Once you have read the records, output them exactly.

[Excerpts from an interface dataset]
*** Begin section ***

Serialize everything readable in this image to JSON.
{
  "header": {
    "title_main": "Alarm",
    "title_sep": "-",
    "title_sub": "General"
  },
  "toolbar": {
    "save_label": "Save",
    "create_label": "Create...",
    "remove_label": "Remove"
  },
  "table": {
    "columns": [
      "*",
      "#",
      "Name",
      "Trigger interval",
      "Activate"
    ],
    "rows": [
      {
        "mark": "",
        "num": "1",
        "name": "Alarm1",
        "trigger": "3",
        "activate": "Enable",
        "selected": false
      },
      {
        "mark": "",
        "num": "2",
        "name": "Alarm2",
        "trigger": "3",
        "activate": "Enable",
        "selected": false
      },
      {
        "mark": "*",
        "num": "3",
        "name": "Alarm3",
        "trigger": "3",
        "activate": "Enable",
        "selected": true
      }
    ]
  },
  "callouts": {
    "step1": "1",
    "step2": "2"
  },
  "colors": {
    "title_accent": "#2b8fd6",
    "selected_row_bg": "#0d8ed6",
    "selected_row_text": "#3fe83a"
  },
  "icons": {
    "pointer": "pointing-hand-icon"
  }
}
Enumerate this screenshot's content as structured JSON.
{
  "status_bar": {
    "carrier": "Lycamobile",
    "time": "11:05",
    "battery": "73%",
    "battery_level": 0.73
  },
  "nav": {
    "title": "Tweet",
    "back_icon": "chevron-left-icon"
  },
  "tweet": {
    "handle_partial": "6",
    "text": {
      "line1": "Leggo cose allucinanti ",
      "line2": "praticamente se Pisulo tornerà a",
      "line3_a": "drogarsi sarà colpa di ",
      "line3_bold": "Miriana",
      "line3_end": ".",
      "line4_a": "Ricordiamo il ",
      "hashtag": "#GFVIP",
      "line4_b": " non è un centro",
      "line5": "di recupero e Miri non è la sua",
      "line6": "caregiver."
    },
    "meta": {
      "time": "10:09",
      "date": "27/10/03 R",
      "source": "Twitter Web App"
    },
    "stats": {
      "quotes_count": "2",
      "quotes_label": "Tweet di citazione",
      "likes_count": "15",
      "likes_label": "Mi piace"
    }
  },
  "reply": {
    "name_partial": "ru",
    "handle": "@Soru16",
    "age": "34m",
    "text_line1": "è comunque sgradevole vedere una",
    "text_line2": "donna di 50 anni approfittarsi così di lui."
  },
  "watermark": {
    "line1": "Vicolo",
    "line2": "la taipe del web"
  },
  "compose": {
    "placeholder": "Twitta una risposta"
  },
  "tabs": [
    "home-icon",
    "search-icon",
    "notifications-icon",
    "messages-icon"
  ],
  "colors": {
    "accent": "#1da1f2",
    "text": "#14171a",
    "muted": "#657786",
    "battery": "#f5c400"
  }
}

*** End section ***

RESPONSE BELOW >>
Serialize everything readable in this image to JSON.
{
  "header": {
    "title_main": "Alarm",
    "title_sep": "-",
    "title_sub": "General"
  },
  "toolbar": {
    "save_label": "Save",
    "create_label": "Create...",
    "remove_label": "Remove"
  },
  "table": {
    "columns": [
      "*",
      "#",
      "Name",
      "Trigger interval",
      "Activate"
    ],
    "rows": [
      {
        "mark": "",
        "num": "1",
        "name": "Alarm1",
        "trigger": "3",
        "activate": "Enable",
        "selected": false
      },
      {
        "mark": "",
        "num": "2",
        "name": "Alarm2",
        "trigger": "3",
        "activate": "Enable",
        "selected": false
      },
      {
        "mark": "*",
        "num": "3",
        "name": "Alarm3",
        "trigger": "3",
        "activate": "Enable",
        "selected": true
      }
    ]
  },
  "callouts": {
    "step1": "1",
    "step2": "2"
  },
  "colors": {
    "title_accent": "#2b8fd6",
    "selected_row_bg": "#0d8ed6",
    "selected_row_text": "#3fe83a"
  },
  "icons": {
    "pointer": "pointing-hand-icon"
  }
}
Enumerate this screenshot's content as structured JSON.
{
  "status_bar": {
    "carrier": "Lycamobile",
    "time": "11:05",
    "battery": "73%",
    "battery_level": 0.73
  },
  "nav": {
    "title": "Tweet",
    "back_icon": "chevron-left-icon"
  },
  "tweet": {
    "handle_partial": "6",
    "text": {
      "line1": "Leggo cose allucinanti ",
      "line2": "praticamente se Pisulo tornerà a",
      "line3_a": "drogarsi sarà colpa di ",
      "line3_bold": "Miriana",
      "line3_end": ".",
      "line4_a": "Ricordiamo il ",
      "hashtag": "#GFVIP",
      "line4_b": " non è un centro",
      "line5": "di recupero e Miri non è la sua",
      "line6": "caregiver."
    },
    "meta": {
      "time": "10:09",
      "date": "27/10/03 R",
      "source": "Twitter Web App"
    },
    "stats": {
      "quotes_count": "2",
      "quotes_label": "Tweet di citazione",
      "likes_count": "15",
      "likes_label": "Mi piace"
    }
  },
  "reply": {
    "name_partial": "ru",
    "handle": "@Soru16",
    "age": "34m",
    "text_line1": "è comunque sgradevole vedere una",
    "text_line2": "donna di 50 anni approfittarsi così di lui."
  },
  "watermark": {
    "line1": "Vicolo",
    "line2": "la taipe del web"
  },
  "compose": {
    "placeholder": "Twitta una risposta"
  },
  "tabs": [
    "home-icon",
    "search-icon",
    "notifications-icon",
    "messages-icon"
  ],
  "colors": {
    "accent": "#1da1f2",
    "text": "#14171a",
    "muted": "#657786",
    "battery": "#f5c400"
  }
}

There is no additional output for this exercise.